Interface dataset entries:
%%
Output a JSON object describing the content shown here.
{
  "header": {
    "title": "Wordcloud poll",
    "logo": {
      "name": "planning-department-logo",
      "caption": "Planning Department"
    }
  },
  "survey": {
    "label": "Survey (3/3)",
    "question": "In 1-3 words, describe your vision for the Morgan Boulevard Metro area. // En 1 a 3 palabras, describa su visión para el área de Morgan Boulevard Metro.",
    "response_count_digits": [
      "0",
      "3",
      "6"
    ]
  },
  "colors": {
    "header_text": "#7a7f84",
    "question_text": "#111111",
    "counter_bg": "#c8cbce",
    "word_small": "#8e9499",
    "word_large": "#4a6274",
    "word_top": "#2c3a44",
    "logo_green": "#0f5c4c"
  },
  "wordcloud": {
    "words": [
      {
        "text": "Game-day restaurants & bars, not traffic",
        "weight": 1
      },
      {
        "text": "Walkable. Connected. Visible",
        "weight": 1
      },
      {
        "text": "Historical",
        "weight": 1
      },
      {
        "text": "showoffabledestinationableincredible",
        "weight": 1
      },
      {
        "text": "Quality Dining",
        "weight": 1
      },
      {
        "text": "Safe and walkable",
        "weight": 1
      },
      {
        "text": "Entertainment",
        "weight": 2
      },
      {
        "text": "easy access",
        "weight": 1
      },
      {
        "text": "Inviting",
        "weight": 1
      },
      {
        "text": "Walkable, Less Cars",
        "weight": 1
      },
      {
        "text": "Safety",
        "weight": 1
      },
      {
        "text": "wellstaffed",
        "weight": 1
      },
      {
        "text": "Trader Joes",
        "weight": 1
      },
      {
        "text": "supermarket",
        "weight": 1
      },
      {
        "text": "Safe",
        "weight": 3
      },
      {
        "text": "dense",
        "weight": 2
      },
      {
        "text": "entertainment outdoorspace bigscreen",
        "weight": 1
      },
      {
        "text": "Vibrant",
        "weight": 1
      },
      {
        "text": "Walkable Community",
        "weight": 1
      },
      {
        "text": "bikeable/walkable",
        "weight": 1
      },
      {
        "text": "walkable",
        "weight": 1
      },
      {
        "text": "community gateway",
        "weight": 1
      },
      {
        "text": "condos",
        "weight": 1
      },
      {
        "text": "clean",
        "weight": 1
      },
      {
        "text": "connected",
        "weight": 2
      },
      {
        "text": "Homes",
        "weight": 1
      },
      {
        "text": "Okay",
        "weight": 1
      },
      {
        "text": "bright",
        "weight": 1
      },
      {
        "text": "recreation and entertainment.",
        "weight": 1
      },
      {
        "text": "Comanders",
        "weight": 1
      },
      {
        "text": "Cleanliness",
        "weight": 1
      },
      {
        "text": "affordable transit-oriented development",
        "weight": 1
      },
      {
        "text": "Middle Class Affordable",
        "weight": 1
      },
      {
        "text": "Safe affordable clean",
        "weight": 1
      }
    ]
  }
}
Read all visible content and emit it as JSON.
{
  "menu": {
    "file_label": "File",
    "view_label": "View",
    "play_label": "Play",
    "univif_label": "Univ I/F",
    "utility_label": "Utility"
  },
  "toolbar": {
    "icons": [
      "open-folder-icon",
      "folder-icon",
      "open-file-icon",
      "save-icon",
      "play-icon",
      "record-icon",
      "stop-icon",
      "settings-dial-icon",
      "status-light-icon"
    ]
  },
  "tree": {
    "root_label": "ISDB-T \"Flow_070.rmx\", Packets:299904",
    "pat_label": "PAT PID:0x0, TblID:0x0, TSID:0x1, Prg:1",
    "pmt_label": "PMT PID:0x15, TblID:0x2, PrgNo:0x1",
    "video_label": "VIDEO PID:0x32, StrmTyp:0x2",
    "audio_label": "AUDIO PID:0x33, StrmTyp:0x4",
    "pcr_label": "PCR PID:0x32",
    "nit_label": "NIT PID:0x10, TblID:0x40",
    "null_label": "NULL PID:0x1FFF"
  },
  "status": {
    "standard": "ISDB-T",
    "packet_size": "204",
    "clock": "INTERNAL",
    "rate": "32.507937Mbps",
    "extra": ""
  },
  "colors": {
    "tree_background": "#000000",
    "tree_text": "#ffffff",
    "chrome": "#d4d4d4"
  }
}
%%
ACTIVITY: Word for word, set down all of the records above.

TASK RESULT:
Output a JSON object describing the content shown here.
{
  "header": {
    "title": "Wordcloud poll",
    "logo": {
      "name": "planning-department-logo",
      "caption": "Planning Department"
    }
  },
  "survey": {
    "label": "Survey (3/3)",
    "question": "In 1-3 words, describe your vision for the Morgan Boulevard Metro area. // En 1 a 3 palabras, describa su visión para el área de Morgan Boulevard Metro.",
    "response_count_digits": [
      "0",
      "3",
      "6"
    ]
  },
  "colors": {
    "header_text": "#7a7f84",
    "question_text": "#111111",
    "counter_bg": "#c8cbce",
    "word_small": "#8e9499",
    "word_large": "#4a6274",
    "word_top": "#2c3a44",
    "logo_green": "#0f5c4c"
  },
  "wordcloud": {
    "words": [
      {
        "text": "Game-day restaurants & bars, not traffic",
        "weight": 1
      },
      {
        "text": "Walkable. Connected. Visible",
        "weight": 1
      },
      {
        "text": "Historical",
        "weight": 1
      },
      {
        "text": "showoffabledestinationableincredible",
        "weight": 1
      },
      {
        "text": "Quality Dining",
        "weight": 1
      },
      {
        "text": "Safe and walkable",
        "weight": 1
      },
      {
        "text": "Entertainment",
        "weight": 2
      },
      {
        "text": "easy access",
        "weight": 1
      },
      {
        "text": "Inviting",
        "weight": 1
      },
      {
        "text": "Walkable, Less Cars",
        "weight": 1
      },
      {
        "text": "Safety",
        "weight": 1
      },
      {
        "text": "wellstaffed",
        "weight": 1
      },
      {
        "text": "Trader Joes",
        "weight": 1
      },
      {
        "text": "supermarket",
        "weight": 1
      },
      {
        "text": "Safe",
        "weight": 3
      },
      {
        "text": "dense",
        "weight": 2
      },
      {
        "text": "entertainment outdoorspace bigscreen",
        "weight": 1
      },
      {
        "text": "Vibrant",
        "weight": 1
      },
      {
        "text": "Walkable Community",
        "weight": 1
      },
      {
        "text": "bikeable/walkable",
        "weight": 1
      },
      {
        "text": "walkable",
        "weight": 1
      },
      {
        "text": "community gateway",
        "weight": 1
      },
      {
        "text": "condos",
        "weight": 1
      },
      {
        "text": "clean",
        "weight": 1
      },
      {
        "text": "connected",
        "weight": 2
      },
      {
        "text": "Homes",
        "weight": 1
      },
      {
        "text": "Okay",
        "weight": 1
      },
      {
        "text": "bright",
        "weight": 1
      },
      {
        "text": "recreation and entertainment.",
        "weight": 1
      },
      {
        "text": "Comanders",
        "weight": 1
      },
      {
        "text": "Cleanliness",
        "weight": 1
      },
      {
        "text": "affordable transit-oriented development",
        "weight": 1
      },
      {
        "text": "Middle Class Affordable",
        "weight": 1
      },
      {
        "text": "Safe affordable clean",
        "weight": 1
      }
    ]
  }
}
Read all visible content and emit it as JSON.
{
  "menu": {
    "file_label": "File",
    "view_label": "View",
    "play_label": "Play",
    "univif_label": "Univ I/F",
    "utility_label": "Utility"
  },
  "toolbar": {
    "icons": [
      "open-folder-icon",
      "folder-icon",
      "open-file-icon",
      "save-icon",
      "play-icon",
      "record-icon",
      "stop-icon",
      "settings-dial-icon",
      "status-light-icon"
    ]
  },
  "tree": {
    "root_label": "ISDB-T \"Flow_070.rmx\", Packets:299904",
    "pat_label": "PAT PID:0x0, TblID:0x0, TSID:0x1, Prg:1",
    "pmt_label": "PMT PID:0x15, TblID:0x2, PrgNo:0x1",
    "video_label": "VIDEO PID:0x32, StrmTyp:0x2",
    "audio_label": "AUDIO PID:0x33, StrmTyp:0x4",
    "pcr_label": "PCR PID:0x32",
    "nit_label": "NIT PID:0x10, TblID:0x40",
    "null_label": "NULL PID:0x1FFF"
  },
  "status": {
    "standard": "ISDB-T",
    "packet_size": "204",
    "clock": "INTERNAL",
    "rate": "32.507937Mbps",
    "extra": ""
  },
  "colors": {
    "tree_background": "#000000",
    "tree_text": "#ffffff",
    "chrome": "#d4d4d4"
  }
}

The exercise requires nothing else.